Records from a data collection:
━━━━━━━━━━━━━━━━

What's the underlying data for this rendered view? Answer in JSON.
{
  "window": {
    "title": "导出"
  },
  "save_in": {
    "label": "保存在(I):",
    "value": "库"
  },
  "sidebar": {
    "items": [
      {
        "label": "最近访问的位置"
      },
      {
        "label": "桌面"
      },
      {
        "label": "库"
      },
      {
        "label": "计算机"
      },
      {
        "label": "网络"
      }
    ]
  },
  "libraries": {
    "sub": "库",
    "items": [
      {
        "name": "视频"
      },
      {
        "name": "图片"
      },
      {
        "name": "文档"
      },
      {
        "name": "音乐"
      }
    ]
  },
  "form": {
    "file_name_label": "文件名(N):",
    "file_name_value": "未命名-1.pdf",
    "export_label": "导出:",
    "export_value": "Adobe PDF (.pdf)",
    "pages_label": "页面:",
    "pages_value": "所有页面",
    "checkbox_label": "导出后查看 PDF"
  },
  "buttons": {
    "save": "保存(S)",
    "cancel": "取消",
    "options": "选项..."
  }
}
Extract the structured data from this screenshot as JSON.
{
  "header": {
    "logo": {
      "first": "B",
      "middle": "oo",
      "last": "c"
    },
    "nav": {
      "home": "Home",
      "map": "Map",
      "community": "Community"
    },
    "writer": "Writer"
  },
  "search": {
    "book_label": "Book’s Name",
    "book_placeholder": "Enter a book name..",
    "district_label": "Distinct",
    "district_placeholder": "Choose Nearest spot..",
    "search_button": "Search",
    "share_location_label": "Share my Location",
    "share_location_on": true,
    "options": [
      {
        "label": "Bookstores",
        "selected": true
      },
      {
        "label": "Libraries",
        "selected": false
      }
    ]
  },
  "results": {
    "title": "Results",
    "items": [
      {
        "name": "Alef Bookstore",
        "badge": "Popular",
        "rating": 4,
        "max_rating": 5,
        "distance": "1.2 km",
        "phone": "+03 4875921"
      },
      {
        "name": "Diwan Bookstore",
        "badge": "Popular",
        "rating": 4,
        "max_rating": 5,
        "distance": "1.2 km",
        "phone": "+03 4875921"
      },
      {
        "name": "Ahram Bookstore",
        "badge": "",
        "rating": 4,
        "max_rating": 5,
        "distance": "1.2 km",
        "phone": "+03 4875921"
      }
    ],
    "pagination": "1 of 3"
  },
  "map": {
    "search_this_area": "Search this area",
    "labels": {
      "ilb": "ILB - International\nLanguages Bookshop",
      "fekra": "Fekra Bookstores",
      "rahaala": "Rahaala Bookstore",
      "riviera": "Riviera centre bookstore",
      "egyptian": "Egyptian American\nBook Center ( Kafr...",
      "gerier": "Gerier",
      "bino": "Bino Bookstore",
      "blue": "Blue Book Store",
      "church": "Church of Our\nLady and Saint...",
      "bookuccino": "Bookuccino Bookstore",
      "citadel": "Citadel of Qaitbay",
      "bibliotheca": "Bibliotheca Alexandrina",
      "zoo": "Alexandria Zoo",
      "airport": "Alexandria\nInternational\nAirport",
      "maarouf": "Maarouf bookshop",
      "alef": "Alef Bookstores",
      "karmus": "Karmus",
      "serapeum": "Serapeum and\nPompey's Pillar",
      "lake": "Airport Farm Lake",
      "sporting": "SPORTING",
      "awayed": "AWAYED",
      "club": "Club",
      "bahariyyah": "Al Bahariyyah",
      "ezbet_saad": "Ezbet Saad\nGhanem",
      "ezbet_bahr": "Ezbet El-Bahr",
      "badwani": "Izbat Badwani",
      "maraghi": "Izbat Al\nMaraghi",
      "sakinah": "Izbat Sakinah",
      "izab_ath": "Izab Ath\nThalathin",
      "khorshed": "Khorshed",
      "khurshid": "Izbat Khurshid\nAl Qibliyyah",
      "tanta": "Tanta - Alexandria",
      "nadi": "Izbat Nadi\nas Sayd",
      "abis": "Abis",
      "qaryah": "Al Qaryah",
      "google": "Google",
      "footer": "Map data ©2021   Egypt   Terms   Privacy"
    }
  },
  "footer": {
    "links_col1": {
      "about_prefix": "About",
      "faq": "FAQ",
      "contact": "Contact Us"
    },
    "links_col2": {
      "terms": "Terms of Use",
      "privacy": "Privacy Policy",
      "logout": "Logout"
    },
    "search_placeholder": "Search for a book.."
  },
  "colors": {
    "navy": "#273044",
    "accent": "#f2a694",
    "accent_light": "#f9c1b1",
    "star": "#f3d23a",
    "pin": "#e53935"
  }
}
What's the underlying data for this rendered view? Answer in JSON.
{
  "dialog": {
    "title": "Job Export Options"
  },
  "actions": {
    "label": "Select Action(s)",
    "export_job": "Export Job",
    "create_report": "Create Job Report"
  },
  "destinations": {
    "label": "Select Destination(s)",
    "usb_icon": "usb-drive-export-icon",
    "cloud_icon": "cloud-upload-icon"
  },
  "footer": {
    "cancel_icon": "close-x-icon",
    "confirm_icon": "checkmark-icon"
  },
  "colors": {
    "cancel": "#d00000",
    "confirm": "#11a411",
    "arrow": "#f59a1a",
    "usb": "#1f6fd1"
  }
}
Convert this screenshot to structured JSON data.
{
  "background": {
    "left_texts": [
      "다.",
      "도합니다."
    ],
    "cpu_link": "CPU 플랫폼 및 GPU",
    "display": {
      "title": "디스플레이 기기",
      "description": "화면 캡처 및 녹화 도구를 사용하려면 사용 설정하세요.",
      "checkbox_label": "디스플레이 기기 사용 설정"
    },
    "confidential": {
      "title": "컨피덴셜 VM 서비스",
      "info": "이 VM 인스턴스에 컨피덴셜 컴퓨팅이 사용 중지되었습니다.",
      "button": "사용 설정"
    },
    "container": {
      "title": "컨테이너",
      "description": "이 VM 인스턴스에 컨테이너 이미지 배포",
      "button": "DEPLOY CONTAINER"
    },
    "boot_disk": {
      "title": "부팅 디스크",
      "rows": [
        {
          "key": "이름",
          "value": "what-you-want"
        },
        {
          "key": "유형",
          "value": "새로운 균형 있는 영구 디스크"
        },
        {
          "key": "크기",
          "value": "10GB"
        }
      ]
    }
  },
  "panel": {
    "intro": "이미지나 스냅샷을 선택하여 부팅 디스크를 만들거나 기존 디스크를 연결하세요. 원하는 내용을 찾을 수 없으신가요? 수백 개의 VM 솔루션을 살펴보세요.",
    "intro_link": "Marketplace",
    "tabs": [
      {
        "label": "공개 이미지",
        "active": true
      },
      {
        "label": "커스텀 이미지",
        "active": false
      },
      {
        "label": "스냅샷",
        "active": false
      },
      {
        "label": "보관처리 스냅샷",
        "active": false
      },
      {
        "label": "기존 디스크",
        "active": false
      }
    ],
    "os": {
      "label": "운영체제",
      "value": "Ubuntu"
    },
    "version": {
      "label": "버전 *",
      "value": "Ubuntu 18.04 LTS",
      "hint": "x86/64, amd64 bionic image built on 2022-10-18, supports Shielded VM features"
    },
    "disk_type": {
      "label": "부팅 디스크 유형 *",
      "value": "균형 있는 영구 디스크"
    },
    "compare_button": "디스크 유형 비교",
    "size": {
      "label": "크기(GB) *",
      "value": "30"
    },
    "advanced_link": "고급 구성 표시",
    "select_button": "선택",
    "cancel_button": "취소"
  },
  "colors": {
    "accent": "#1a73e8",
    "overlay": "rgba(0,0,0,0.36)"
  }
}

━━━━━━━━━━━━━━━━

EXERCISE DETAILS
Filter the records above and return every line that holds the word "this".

RESPONSE BELOW
What's the underlying data for this rendered view? Answer in JSON.
Extract the structured data from this screenshot as JSON.
    "search_this_area": "Search this area",
What's the underlying data for this rendered view? Answer in JSON.
Convert this screenshot to structured JSON data.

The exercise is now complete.